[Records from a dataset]
◇ ◇ ◇

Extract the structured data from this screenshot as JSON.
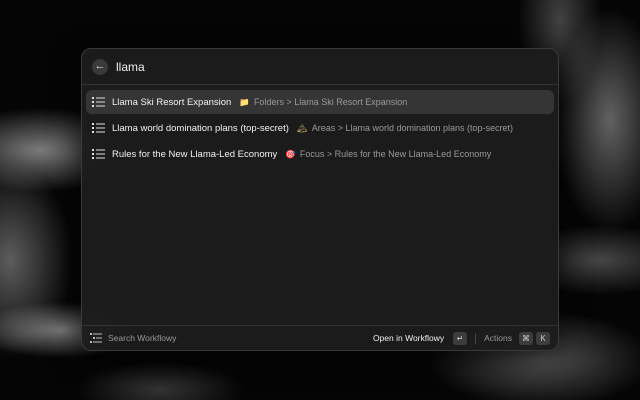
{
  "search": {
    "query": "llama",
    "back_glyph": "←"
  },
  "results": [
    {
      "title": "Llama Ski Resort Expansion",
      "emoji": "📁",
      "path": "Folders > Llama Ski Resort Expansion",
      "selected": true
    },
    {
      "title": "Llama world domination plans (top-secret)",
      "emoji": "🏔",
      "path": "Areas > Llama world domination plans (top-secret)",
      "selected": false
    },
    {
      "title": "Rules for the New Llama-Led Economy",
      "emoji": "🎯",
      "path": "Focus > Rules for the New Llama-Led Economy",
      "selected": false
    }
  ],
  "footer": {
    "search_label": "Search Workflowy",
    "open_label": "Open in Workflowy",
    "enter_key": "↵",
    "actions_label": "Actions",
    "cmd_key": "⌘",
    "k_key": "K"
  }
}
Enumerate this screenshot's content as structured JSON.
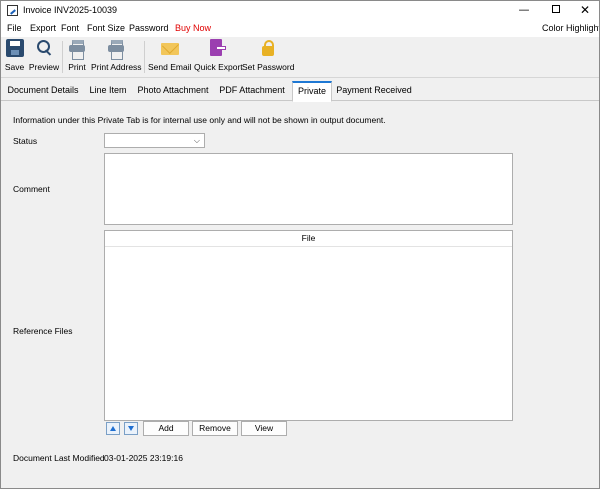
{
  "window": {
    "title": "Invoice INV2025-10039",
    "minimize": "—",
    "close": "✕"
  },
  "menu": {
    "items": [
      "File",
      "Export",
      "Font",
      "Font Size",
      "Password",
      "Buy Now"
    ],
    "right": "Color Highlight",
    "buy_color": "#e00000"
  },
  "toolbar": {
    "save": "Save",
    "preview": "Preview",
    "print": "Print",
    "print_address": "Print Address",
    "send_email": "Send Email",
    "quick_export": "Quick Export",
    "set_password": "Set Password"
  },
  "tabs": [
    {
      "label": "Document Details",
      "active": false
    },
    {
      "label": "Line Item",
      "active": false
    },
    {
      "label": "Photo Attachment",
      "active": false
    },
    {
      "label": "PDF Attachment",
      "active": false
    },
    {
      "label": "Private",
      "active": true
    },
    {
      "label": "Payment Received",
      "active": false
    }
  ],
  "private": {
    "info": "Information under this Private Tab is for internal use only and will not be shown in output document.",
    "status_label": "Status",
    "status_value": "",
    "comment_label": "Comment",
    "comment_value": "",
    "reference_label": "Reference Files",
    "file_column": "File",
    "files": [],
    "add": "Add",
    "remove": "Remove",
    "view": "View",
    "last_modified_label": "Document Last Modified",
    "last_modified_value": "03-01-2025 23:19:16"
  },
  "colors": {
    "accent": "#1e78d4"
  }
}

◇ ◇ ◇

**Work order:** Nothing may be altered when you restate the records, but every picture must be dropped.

**Completed exercise:**
Extract the structured data from this screenshot as JSON.
{
  "search": {
    "query": "llama",
    "back_glyph": "←"
  },
  "results": [
    {
      "title": "Llama Ski Resort Expansion",
      "emoji": "📁",
      "path": "Folders > Llama Ski Resort Expansion",
      "selected": true
    },
    {
      "title": "Llama world domination plans (top-secret)",
      "emoji": "🏔",
      "path": "Areas > Llama world domination plans (top-secret)",
      "selected": false
    },
    {
      "title": "Rules for the New Llama-Led Economy",
      "emoji": "🎯",
      "path": "Focus > Rules for the New Llama-Led Economy",
      "selected": false
    }
  ],
  "footer": {
    "search_label": "Search Workflowy",
    "open_label": "Open in Workflowy",
    "enter_key": "↵",
    "actions_label": "Actions",
    "cmd_key": "⌘",
    "k_key": "K"
  }
}
Enumerate this screenshot's content as structured JSON.
{
  "window": {
    "title": "Invoice INV2025-10039",
    "minimize": "—",
    "close": "✕"
  },
  "menu": {
    "items": [
      "File",
      "Export",
      "Font",
      "Font Size",
      "Password",
      "Buy Now"
    ],
    "right": "Color Highlight",
    "buy_color": "#e00000"
  },
  "toolbar": {
    "save": "Save",
    "preview": "Preview",
    "print": "Print",
    "print_address": "Print Address",
    "send_email": "Send Email",
    "quick_export": "Quick Export",
    "set_password": "Set Password"
  },
  "tabs": [
    {
      "label": "Document Details",
      "active": false
    },
    {
      "label": "Line Item",
      "active": false
    },
    {
      "label": "Photo Attachment",
      "active": false
    },
    {
      "label": "PDF Attachment",
      "active": false
    },
    {
      "label": "Private",
      "active": true
    },
    {
      "label": "Payment Received",
      "active": false
    }
  ],
  "private": {
    "info": "Information under this Private Tab is for internal use only and will not be shown in output document.",
    "status_label": "Status",
    "status_value": "",
    "comment_label": "Comment",
    "comment_value": "",
    "reference_label": "Reference Files",
    "file_column": "File",
    "files": [],
    "add": "Add",
    "remove": "Remove",
    "view": "View",
    "last_modified_label": "Document Last Modified",
    "last_modified_value": "03-01-2025 23:19:16"
  },
  "colors": {
    "accent": "#1e78d4"
  }
}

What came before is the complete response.